Each line of the material below needs to be returned exactly as written.
┌──
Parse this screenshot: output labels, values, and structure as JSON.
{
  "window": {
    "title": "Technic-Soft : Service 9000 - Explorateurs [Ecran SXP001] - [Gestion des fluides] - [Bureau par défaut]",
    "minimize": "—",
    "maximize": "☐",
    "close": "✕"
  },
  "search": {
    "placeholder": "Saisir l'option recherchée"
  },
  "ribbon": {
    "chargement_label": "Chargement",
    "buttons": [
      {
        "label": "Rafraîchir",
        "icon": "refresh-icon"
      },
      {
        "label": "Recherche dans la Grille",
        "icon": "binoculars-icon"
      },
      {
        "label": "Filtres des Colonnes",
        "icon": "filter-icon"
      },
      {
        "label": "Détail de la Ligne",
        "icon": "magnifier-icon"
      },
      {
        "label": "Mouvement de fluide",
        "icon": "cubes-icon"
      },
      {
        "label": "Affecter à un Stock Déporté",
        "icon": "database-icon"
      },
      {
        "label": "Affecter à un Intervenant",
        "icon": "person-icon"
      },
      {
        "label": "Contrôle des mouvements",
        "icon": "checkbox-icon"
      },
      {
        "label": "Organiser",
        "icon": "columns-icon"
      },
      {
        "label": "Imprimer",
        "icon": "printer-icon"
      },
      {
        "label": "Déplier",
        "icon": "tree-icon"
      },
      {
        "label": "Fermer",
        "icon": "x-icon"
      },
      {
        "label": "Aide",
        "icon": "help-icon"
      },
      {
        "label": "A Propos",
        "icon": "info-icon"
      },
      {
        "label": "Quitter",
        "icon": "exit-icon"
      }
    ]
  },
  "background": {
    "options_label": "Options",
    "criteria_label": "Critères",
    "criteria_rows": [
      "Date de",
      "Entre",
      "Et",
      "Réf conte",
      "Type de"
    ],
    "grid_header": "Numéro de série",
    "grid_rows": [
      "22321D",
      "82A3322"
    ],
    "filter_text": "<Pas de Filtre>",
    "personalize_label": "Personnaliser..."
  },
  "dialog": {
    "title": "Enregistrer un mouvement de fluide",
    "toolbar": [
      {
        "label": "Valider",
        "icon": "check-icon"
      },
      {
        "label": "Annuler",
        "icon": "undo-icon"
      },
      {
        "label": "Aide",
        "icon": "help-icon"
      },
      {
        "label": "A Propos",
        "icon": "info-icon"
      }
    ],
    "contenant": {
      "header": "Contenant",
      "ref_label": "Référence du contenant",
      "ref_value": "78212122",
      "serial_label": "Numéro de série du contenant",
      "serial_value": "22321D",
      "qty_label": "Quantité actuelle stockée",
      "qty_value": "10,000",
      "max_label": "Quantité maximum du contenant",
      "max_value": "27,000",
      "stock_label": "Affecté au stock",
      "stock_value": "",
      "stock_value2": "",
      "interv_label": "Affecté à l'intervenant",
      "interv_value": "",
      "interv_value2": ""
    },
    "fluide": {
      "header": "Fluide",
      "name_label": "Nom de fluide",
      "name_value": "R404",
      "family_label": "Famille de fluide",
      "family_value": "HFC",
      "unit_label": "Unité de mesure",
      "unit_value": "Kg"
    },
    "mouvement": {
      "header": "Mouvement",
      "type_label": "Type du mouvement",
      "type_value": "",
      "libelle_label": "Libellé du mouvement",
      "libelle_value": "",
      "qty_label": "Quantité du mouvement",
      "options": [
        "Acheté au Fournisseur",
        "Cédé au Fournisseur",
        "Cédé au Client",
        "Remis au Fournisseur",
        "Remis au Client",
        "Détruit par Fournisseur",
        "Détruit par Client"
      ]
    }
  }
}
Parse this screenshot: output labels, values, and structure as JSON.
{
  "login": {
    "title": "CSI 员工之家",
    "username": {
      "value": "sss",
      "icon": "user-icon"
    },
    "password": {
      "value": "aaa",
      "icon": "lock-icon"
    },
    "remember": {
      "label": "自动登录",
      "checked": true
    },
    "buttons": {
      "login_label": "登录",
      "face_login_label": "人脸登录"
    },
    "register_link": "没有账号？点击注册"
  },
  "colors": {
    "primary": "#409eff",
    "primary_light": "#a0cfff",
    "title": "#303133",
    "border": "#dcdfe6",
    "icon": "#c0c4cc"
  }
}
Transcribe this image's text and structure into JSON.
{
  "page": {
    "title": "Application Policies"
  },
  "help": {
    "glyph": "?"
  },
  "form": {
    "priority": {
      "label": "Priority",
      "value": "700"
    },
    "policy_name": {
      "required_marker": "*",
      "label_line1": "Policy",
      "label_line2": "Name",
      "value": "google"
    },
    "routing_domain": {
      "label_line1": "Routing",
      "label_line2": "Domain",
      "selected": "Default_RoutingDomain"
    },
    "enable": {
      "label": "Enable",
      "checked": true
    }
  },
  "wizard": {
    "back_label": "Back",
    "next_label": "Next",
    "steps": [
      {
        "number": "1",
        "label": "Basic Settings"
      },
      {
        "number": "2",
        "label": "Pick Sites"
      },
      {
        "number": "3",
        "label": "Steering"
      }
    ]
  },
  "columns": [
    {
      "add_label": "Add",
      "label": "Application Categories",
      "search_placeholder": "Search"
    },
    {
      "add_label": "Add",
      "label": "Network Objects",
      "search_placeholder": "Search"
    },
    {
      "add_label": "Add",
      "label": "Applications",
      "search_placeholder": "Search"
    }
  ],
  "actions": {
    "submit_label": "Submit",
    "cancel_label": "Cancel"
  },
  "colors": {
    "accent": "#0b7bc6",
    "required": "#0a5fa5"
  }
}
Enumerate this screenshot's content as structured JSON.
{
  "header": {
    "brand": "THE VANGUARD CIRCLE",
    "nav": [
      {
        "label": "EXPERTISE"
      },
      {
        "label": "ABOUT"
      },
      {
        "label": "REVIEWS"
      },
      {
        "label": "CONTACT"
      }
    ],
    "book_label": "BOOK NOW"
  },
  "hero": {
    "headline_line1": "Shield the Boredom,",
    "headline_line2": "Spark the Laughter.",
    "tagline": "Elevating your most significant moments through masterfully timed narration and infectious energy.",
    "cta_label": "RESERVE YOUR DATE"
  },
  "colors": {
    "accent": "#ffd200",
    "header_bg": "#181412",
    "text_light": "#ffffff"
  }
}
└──
EXERCISE ANSWER:
Parse this screenshot: output labels, values, and structure as JSON.
{
  "window": {
    "title": "Technic-Soft : Service 9000 - Explorateurs [Ecran SXP001] - [Gestion des fluides] - [Bureau par défaut]",
    "minimize": "—",
    "maximize": "☐",
    "close": "✕"
  },
  "search": {
    "placeholder": "Saisir l'option recherchée"
  },
  "ribbon": {
    "chargement_label": "Chargement",
    "buttons": [
      {
        "label": "Rafraîchir",
        "icon": "refresh-icon"
      },
      {
        "label": "Recherche dans la Grille",
        "icon": "binoculars-icon"
      },
      {
        "label": "Filtres des Colonnes",
        "icon": "filter-icon"
      },
      {
        "label": "Détail de la Ligne",
        "icon": "magnifier-icon"
      },
      {
        "label": "Mouvement de fluide",
        "icon": "cubes-icon"
      },
      {
        "label": "Affecter à un Stock Déporté",
        "icon": "database-icon"
      },
      {
        "label": "Affecter à un Intervenant",
        "icon": "person-icon"
      },
      {
        "label": "Contrôle des mouvements",
        "icon": "checkbox-icon"
      },
      {
        "label": "Organiser",
        "icon": "columns-icon"
      },
      {
        "label": "Imprimer",
        "icon": "printer-icon"
      },
      {
        "label": "Déplier",
        "icon": "tree-icon"
      },
      {
        "label": "Fermer",
        "icon": "x-icon"
      },
      {
        "label": "Aide",
        "icon": "help-icon"
      },
      {
        "label": "A Propos",
        "icon": "info-icon"
      },
      {
        "label": "Quitter",
        "icon": "exit-icon"
      }
    ]
  },
  "background": {
    "options_label": "Options",
    "criteria_label": "Critères",
    "criteria_rows": [
      "Date de",
      "Entre",
      "Et",
      "Réf conte",
      "Type de"
    ],
    "grid_header": "Numéro de série",
    "grid_rows": [
      "22321D",
      "82A3322"
    ],
    "filter_text": "<Pas de Filtre>",
    "personalize_label": "Personnaliser..."
  },
  "dialog": {
    "title": "Enregistrer un mouvement de fluide",
    "toolbar": [
      {
        "label": "Valider",
        "icon": "check-icon"
      },
      {
        "label": "Annuler",
        "icon": "undo-icon"
      },
      {
        "label": "Aide",
        "icon": "help-icon"
      },
      {
        "label": "A Propos",
        "icon": "info-icon"
      }
    ],
    "contenant": {
      "header": "Contenant",
      "ref_label": "Référence du contenant",
      "ref_value": "78212122",
      "serial_label": "Numéro de série du contenant",
      "serial_value": "22321D",
      "qty_label": "Quantité actuelle stockée",
      "qty_value": "10,000",
      "max_label": "Quantité maximum du contenant",
      "max_value": "27,000",
      "stock_label": "Affecté au stock",
      "stock_value": "",
      "stock_value2": "",
      "interv_label": "Affecté à l'intervenant",
      "interv_value": "",
      "interv_value2": ""
    },
    "fluide": {
      "header": "Fluide",
      "name_label": "Nom de fluide",
      "name_value": "R404",
      "family_label": "Famille de fluide",
      "family_value": "HFC",
      "unit_label": "Unité de mesure",
      "unit_value": "Kg"
    },
    "mouvement": {
      "header": "Mouvement",
      "type_label": "Type du mouvement",
      "type_value": "",
      "libelle_label": "Libellé du mouvement",
      "libelle_value": "",
      "qty_label": "Quantité du mouvement",
      "options": [
        "Acheté au Fournisseur",
        "Cédé au Fournisseur",
        "Cédé au Client",
        "Remis au Fournisseur",
        "Remis au Client",
        "Détruit par Fournisseur",
        "Détruit par Client"
      ]
    }
  }
}
Parse this screenshot: output labels, values, and structure as JSON.
{
  "login": {
    "title": "CSI 员工之家",
    "username": {
      "value": "sss",
      "icon": "user-icon"
    },
    "password": {
      "value": "aaa",
      "icon": "lock-icon"
    },
    "remember": {
      "label": "自动登录",
      "checked": true
    },
    "buttons": {
      "login_label": "登录",
      "face_login_label": "人脸登录"
    },
    "register_link": "没有账号？点击注册"
  },
  "colors": {
    "primary": "#409eff",
    "primary_light": "#a0cfff",
    "title": "#303133",
    "border": "#dcdfe6",
    "icon": "#c0c4cc"
  }
}
Transcribe this image's text and structure into JSON.
{
  "page": {
    "title": "Application Policies"
  },
  "help": {
    "glyph": "?"
  },
  "form": {
    "priority": {
      "label": "Priority",
      "value": "700"
    },
    "policy_name": {
      "required_marker": "*",
      "label_line1": "Policy",
      "label_line2": "Name",
      "value": "google"
    },
    "routing_domain": {
      "label_line1": "Routing",
      "label_line2": "Domain",
      "selected": "Default_RoutingDomain"
    },
    "enable": {
      "label": "Enable",
      "checked": true
    }
  },
  "wizard": {
    "back_label": "Back",
    "next_label": "Next",
    "steps": [
      {
        "number": "1",
        "label": "Basic Settings"
      },
      {
        "number": "2",
        "label": "Pick Sites"
      },
      {
        "number": "3",
        "label": "Steering"
      }
    ]
  },
  "columns": [
    {
      "add_label": "Add",
      "label": "Application Categories",
      "search_placeholder": "Search"
    },
    {
      "add_label": "Add",
      "label": "Network Objects",
      "search_placeholder": "Search"
    },
    {
      "add_label": "Add",
      "label": "Applications",
      "search_placeholder": "Search"
    }
  ],
  "actions": {
    "submit_label": "Submit",
    "cancel_label": "Cancel"
  },
  "colors": {
    "accent": "#0b7bc6",
    "required": "#0a5fa5"
  }
}
Enumerate this screenshot's content as structured JSON.
{
  "header": {
    "brand": "THE VANGUARD CIRCLE",
    "nav": [
      {
        "label": "EXPERTISE"
      },
      {
        "label": "ABOUT"
      },
      {
        "label": "REVIEWS"
      },
      {
        "label": "CONTACT"
      }
    ],
    "book_label": "BOOK NOW"
  },
  "hero": {
    "headline_line1": "Shield the Boredom,",
    "headline_line2": "Spark the Laughter.",
    "tagline": "Elevating your most significant moments through masterfully timed narration and infectious energy.",
    "cta_label": "RESERVE YOUR DATE"
  },
  "colors": {
    "accent": "#ffd200",
    "header_bg": "#181412",
    "text_light": "#ffffff"
  }
}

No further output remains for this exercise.